The Dolorous Passion of Our Lord Jesus Christ, by Anne Catherine Emmerich, , at sacred-texts.com
I SAW the Blessed Virgin in a continual ecstasy during the time of the scourging of her Divine Son; she saw and suffered with inexpressible love and grief all the torments he was enduring. She groaned feebly, and her eyes were, red with weeping. A large veil covered her person, and she leant upon Mary of Heli, her eldest sister, 1 who was

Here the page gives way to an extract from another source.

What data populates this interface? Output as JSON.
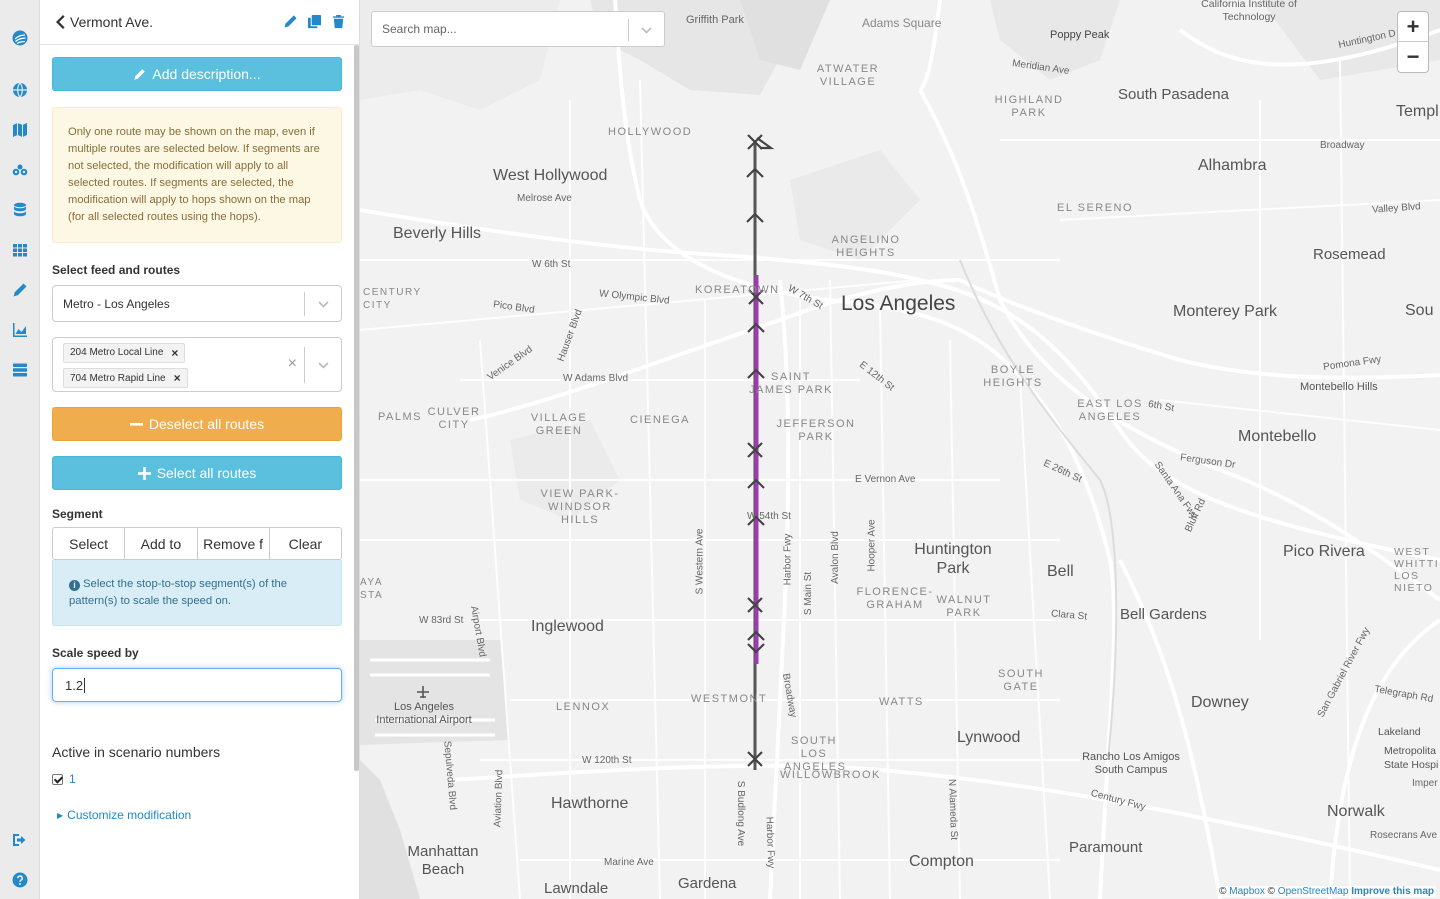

old and extremely like their mother, Anne. Mary of Cleophas, the daughter of Mary of Heli, was there also. The friends of Jesus and Mary stood around the latter; they wore large veils, appeared overcome with grief and anxiety, and were weeping as if in the momentary expectation of death. The dress of Mary was blue; it was long, and partly covered by a cloak made of white wool, and her veil was of rather a yellow white. Magdalen was totally beside herself from grief, and her hair was floating loosely under her veil.

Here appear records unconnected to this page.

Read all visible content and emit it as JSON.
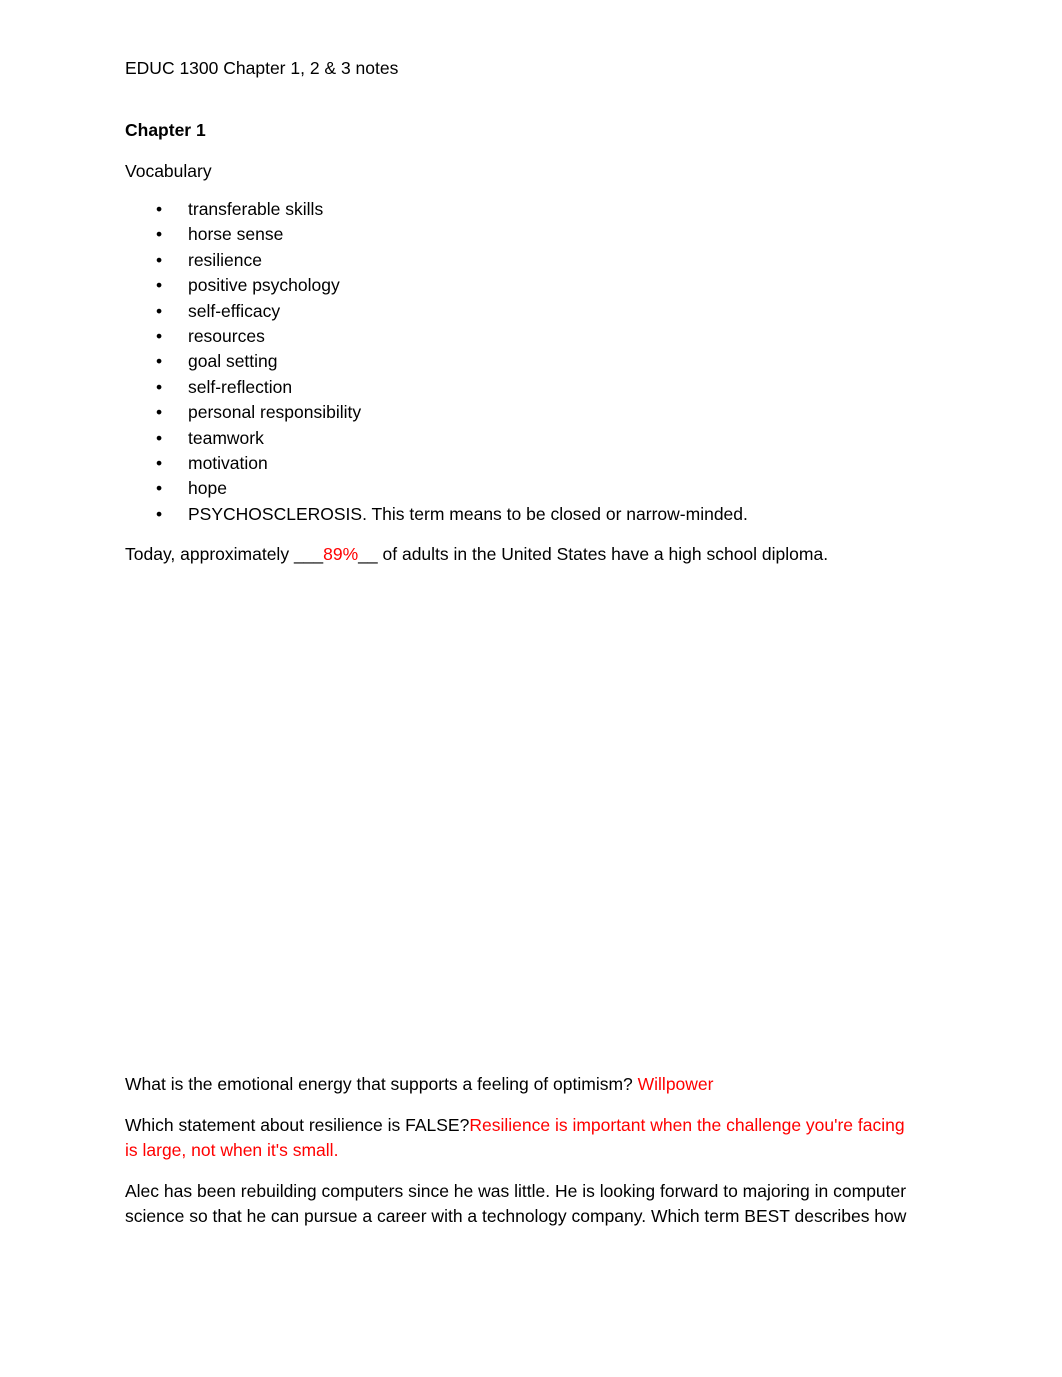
{
  "document": {
    "title": "EDUC 1300 Chapter 1, 2 & 3 notes",
    "accent_red": "#FF0000",
    "chapter_heading": "Chapter 1",
    "section_label": "Vocabulary",
    "vocabulary": [
      "transferable skills",
      "horse sense",
      "resilience",
      "positive psychology",
      "self-efficacy",
      "resources",
      "goal setting",
      "self-reflection",
      "personal responsibility",
      "teamwork",
      "motivation",
      "hope",
      "PSYCHOSCLEROSIS. This term means to be closed or narrow-minded."
    ],
    "fill_in_statement": {
      "before": "Today, approximately ",
      "leading_underscores": "___",
      "answer": "89%",
      "trailing_underscores": "__",
      "after": " of adults in the United States have a high school diploma."
    },
    "questions": [
      {
        "prompt": "What is the emotional energy that supports a feeling of optimism? ",
        "answer": "Willpower"
      },
      {
        "prompt": "Which statement about resilience is FALSE?",
        "answer": "Resilience is important when the challenge you're facing is large, not when it's small."
      }
    ],
    "trailing_paragraph": "Alec has been rebuilding computers since he was little. He is looking forward to majoring in computer science so that he can pursue a career with a technology company. Which term BEST describes how"
  }
}
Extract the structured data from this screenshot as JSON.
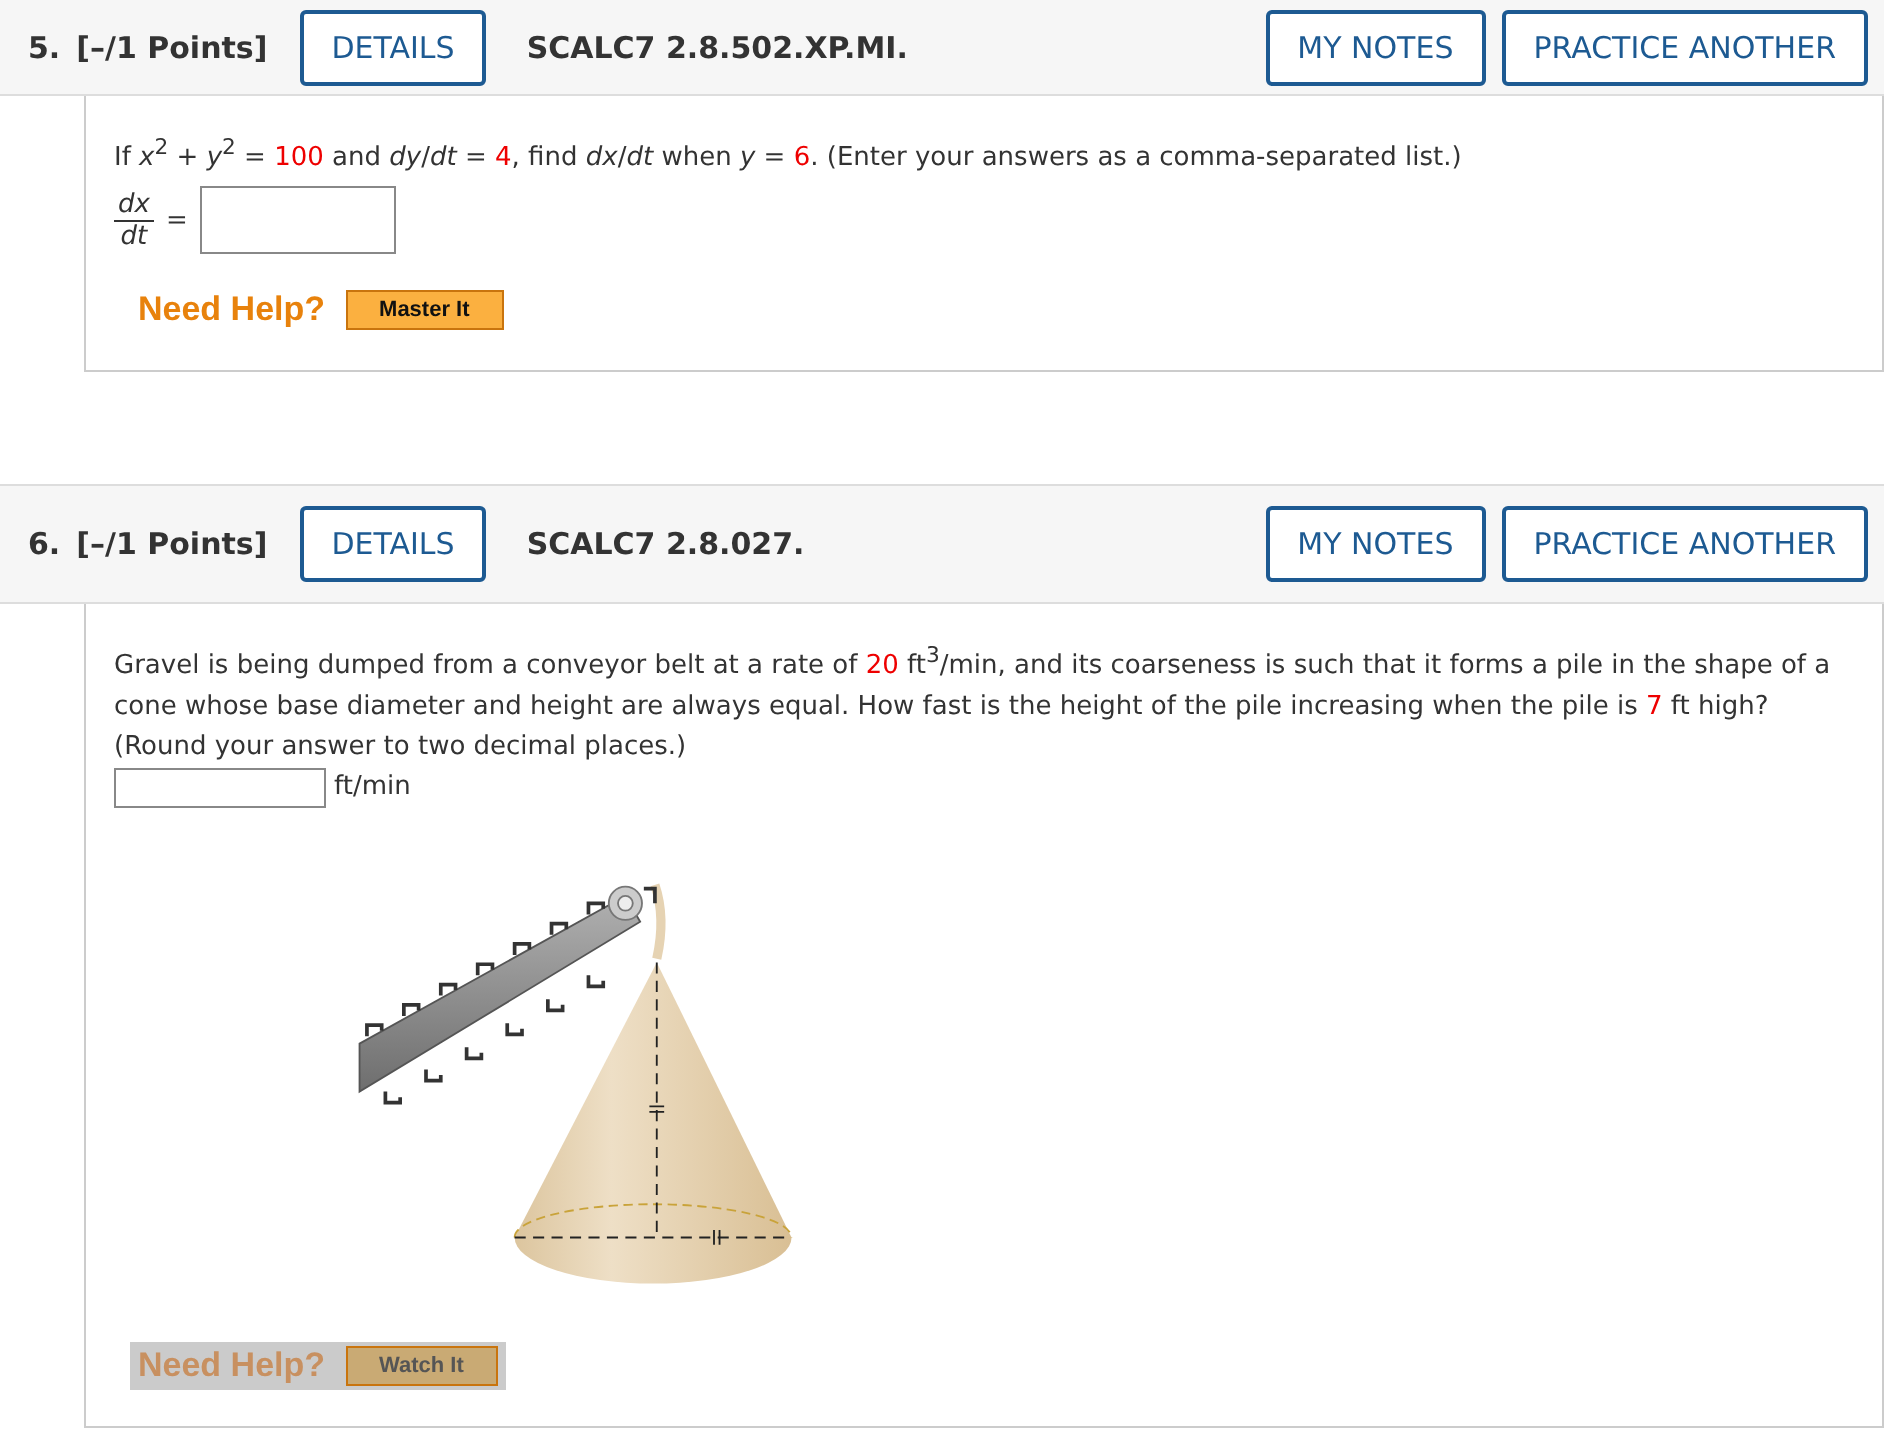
{
  "questions": [
    {
      "number": "5.",
      "points": "[–/1 Points]",
      "details_label": "DETAILS",
      "code": "SCALC7 2.8.502.XP.MI.",
      "notes_label": "MY NOTES",
      "practice_label": "PRACTICE ANOTHER",
      "prompt": [
        {
          "kind": "plain",
          "text": "If *x*$^{2}$ + *y*$^{2}$ = "
        },
        {
          "kind": "given",
          "text": "100"
        },
        {
          "kind": "plain",
          "text": " and *dy*/*dt* = "
        },
        {
          "kind": "given",
          "text": "4"
        },
        {
          "kind": "plain",
          "text": ", find *dx*/*dt* when *y* = "
        },
        {
          "kind": "given",
          "text": "6"
        },
        {
          "kind": "plain",
          "text": ". (Enter your answers as a comma-separated list.)"
        }
      ],
      "answer": {
        "kind": "fraction",
        "numerator": "dx",
        "denominator": "dt",
        "equals": "="
      },
      "figure": false,
      "help": {
        "label": "Need Help?",
        "button": "Master It",
        "highlighted": false
      }
    },
    {
      "number": "6.",
      "points": "[–/1 Points]",
      "details_label": "DETAILS",
      "code": "SCALC7 2.8.027.",
      "notes_label": "MY NOTES",
      "practice_label": "PRACTICE ANOTHER",
      "prompt": [
        {
          "kind": "plain",
          "text": "Gravel is being dumped from a conveyor belt at a rate of "
        },
        {
          "kind": "given",
          "text": "20"
        },
        {
          "kind": "plain",
          "text": " ft$^{3}$/min, and its coarseness is such that it forms a pile in the shape of a cone whose base diameter and height are always equal. How fast is the height of the pile increasing when the pile is "
        },
        {
          "kind": "given",
          "text": "7"
        },
        {
          "kind": "plain",
          "text": " ft high? (Round your answer to two decimal places.)"
        }
      ],
      "answer": {
        "kind": "unit",
        "unit": "ft/min"
      },
      "figure": true,
      "help": {
        "label": "Need Help?",
        "button": "Watch It",
        "highlighted": true
      }
    }
  ]
}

When Jesus fell down at the foot of the pillar, after the flagellation, I saw Claudia Procles, the wife of Pilate, send some large pieces of linen to the Mother of God. I know not whether she thought that Jesus would be set free, and that his Mother would then require linen to dress his wounds, or whether this compassionate lady was aware of the use which would be made of her present. At the termination of the scourging, Mary came to herself for a time, and saw her Divine Son all torn and mangled, being led away by the archers after the scourging: he wiped his eyes, which were filled with blood, that he might look at his Mother, and she stretched out her hands towards him, and continued to look at the bloody traces of his footsteps. I soon after saw Mary and Magdalen approach the pillar where Jesus had been scourged; the mob were at a distance, and they were partly concealed by the other holy women, and by a few kind-hearted persons who had joined them; they knelt down on the ground near the pillar, and wiped up the sacred blood with the linen which Claudia Procles had sent. John was not at that time with the holy women, who were about twenty in number. The sons

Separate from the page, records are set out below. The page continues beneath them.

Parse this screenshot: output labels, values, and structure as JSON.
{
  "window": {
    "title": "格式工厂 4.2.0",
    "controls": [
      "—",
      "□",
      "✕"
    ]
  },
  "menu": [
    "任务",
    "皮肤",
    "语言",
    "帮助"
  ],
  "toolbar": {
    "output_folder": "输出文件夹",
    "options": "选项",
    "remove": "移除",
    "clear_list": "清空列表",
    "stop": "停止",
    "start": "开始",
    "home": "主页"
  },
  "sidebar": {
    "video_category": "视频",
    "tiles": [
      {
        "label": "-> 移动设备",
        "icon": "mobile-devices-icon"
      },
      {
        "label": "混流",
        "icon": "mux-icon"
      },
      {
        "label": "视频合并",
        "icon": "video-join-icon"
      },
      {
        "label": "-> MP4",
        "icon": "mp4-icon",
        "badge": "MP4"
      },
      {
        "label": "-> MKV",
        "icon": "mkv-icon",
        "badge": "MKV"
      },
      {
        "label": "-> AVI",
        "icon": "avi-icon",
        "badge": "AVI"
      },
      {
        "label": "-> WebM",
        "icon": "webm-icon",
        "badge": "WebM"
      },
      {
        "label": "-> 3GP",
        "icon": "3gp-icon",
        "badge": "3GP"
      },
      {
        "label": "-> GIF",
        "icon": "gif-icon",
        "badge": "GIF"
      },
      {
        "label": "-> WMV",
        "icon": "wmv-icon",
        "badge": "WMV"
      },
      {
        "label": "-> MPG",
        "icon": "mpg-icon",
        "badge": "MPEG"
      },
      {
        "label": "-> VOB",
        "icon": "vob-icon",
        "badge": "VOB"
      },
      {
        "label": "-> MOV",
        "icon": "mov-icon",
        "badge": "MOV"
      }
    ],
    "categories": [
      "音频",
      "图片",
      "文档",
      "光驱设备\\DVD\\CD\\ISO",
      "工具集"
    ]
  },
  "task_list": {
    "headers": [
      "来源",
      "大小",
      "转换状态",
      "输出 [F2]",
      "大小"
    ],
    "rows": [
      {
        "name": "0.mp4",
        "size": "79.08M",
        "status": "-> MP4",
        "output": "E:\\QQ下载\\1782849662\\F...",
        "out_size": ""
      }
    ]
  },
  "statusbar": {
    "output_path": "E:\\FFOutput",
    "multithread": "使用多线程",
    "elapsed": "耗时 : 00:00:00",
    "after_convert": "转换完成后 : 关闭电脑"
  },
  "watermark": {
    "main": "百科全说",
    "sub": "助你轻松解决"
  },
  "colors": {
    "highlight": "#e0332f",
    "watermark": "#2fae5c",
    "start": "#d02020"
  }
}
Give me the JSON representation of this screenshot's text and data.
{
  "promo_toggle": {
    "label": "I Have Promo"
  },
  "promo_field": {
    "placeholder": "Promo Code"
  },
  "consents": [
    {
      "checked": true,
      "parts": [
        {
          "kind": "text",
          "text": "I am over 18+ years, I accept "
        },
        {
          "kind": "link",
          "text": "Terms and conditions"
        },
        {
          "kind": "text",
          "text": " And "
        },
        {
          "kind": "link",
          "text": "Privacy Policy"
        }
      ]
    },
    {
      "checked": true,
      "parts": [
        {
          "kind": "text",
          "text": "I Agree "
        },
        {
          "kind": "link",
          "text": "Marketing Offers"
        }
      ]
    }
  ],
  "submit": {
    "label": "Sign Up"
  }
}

of Simeon and of Obed, and Veronica, as also the two nephews of Joseph of Arimathea--Aram and Themni--were in the Temple, and appeared to be overwhelmed with grief. It was not more than nine o'clock A.M. when the scourging terminated.
210:1 Mary of Heli is often spoken of in this relation. According to Sister Emmerich, she was the daughter of St. Joachim and St. Anne, and was born nearly twenty years before the Blessed Virgin. She was not the child of promise, and is called Mary of Heli, by which she is distinguished from the other of the same name, because p. 211 she was the daughter of Joachim, or Heliachim. Her husband bore the name of Cleophas, and her daughter that of Mary of Cleophas. This daughter was, however, older than her aunt, the Blessed Virgin, and had been married first to Alpheus, by whom she had three sons, afterwards the Apostles Simon, James the Less and Thaddeus. She had one son by her second husband, Sabat and another called Simon, by her third husband, Jonas. Simon was afterwards Bishop of Jerusalem.